EXTRACTED DATA ->
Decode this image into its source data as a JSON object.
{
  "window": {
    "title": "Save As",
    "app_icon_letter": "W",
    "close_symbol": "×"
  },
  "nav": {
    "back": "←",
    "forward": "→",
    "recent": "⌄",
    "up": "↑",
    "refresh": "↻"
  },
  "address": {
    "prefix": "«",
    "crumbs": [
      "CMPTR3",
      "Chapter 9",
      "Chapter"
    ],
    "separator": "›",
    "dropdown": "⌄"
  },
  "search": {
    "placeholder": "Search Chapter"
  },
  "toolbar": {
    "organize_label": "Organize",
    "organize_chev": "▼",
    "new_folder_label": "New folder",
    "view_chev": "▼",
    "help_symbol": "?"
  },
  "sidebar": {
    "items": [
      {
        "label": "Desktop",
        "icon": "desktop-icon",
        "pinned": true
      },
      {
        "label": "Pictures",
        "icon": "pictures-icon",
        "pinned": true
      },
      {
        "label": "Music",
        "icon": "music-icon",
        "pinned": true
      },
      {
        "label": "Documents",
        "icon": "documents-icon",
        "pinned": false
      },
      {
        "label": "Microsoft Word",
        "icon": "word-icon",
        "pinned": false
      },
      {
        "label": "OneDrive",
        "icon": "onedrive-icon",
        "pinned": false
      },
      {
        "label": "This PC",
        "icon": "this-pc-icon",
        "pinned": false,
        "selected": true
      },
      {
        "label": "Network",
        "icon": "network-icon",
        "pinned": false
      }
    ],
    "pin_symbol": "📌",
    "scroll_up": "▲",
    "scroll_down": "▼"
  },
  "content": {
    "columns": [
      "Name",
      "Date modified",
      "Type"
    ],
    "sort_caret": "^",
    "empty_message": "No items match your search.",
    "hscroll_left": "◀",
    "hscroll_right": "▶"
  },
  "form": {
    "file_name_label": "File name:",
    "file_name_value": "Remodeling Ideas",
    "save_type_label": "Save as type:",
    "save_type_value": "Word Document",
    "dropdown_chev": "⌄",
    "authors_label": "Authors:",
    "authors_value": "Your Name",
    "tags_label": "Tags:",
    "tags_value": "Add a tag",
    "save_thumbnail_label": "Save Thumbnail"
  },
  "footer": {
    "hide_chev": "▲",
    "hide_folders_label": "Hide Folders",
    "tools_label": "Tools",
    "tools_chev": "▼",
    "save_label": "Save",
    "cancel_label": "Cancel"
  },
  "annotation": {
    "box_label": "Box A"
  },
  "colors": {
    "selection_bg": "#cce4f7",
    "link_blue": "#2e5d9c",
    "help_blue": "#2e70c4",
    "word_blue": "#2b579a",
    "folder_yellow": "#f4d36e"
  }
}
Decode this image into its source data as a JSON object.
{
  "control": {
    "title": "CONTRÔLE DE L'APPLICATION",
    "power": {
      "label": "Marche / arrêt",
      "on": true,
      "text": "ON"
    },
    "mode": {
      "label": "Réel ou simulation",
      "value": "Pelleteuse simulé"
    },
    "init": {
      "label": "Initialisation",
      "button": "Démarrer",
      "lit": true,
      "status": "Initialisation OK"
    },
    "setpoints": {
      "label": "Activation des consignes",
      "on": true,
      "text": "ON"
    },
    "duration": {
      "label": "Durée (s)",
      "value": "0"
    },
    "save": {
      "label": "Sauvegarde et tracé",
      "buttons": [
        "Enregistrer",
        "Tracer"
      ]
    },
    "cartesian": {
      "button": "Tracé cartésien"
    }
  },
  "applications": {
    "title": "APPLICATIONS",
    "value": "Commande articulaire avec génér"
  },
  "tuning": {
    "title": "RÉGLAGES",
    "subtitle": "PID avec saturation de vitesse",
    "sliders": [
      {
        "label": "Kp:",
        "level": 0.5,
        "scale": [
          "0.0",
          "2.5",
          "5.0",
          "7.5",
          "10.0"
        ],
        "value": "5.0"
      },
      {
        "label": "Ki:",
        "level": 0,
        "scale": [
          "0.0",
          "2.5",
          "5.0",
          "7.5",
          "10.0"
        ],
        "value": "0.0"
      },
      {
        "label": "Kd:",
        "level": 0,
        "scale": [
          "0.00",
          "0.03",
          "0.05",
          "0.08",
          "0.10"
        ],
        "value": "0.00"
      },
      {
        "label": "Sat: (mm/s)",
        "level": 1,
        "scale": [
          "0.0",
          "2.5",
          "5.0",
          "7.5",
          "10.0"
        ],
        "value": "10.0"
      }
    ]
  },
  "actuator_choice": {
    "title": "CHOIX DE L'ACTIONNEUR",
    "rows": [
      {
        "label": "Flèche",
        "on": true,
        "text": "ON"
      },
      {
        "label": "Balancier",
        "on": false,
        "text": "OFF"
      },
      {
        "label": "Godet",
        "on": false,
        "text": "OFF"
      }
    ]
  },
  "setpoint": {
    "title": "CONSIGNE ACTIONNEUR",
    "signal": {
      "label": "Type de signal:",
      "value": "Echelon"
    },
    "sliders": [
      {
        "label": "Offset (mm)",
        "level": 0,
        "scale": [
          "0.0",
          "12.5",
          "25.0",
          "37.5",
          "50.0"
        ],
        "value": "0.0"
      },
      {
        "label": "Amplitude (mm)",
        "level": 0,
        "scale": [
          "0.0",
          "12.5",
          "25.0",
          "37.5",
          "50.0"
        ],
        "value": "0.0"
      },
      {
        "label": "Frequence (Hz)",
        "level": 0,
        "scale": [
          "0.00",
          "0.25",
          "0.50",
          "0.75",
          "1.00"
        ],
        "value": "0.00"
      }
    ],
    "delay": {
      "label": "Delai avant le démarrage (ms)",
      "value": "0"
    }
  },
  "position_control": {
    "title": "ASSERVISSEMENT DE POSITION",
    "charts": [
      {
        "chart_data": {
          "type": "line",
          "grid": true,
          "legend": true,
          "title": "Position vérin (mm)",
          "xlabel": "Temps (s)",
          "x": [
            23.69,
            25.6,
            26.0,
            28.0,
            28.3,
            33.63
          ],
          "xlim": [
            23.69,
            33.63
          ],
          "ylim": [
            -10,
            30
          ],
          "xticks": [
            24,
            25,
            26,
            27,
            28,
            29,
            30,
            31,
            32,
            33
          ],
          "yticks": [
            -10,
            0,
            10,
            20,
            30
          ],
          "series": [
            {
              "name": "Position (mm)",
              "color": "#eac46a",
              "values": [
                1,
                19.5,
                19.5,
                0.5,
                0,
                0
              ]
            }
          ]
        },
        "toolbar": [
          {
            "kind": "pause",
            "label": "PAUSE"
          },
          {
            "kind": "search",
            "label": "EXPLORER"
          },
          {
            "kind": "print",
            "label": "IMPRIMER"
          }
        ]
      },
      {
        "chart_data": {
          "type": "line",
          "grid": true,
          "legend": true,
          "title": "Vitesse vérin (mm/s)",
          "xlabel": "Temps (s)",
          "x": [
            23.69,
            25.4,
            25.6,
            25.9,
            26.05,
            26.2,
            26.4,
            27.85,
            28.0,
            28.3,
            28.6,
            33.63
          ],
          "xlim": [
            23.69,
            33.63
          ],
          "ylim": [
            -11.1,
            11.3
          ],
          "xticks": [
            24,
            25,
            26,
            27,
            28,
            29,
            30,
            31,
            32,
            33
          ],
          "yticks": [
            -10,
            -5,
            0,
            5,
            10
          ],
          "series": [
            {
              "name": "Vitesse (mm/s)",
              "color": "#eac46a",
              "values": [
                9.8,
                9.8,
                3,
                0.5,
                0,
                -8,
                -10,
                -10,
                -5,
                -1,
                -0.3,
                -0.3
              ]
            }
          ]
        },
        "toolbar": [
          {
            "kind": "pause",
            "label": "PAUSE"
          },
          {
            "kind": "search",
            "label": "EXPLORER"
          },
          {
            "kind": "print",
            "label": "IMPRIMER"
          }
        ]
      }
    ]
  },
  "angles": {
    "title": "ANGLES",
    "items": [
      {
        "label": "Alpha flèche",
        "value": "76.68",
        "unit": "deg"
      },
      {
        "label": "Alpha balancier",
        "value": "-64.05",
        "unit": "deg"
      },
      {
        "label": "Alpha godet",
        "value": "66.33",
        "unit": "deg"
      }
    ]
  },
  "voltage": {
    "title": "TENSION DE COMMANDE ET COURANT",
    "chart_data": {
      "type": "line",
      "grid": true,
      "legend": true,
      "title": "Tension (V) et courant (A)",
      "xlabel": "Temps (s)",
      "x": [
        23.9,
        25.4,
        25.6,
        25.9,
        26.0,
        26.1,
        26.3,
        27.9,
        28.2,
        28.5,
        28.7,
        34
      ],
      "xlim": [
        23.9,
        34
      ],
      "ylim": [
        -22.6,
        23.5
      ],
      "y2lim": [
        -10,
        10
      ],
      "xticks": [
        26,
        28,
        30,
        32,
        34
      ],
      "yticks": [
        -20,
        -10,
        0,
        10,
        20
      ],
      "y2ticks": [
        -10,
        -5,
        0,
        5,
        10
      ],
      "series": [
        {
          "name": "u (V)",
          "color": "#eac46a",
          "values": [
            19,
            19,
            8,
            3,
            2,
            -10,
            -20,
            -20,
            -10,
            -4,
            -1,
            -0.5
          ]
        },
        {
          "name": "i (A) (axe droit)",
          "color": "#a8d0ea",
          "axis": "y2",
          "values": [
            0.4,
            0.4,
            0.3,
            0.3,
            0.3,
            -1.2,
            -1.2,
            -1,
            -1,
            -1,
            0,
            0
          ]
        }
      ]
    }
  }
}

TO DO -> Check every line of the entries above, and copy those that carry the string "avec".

WRITTEN ANSWER ->
    "value": "Commande articulaire avec génér"
    "subtitle": "PID avec saturation de vitesse",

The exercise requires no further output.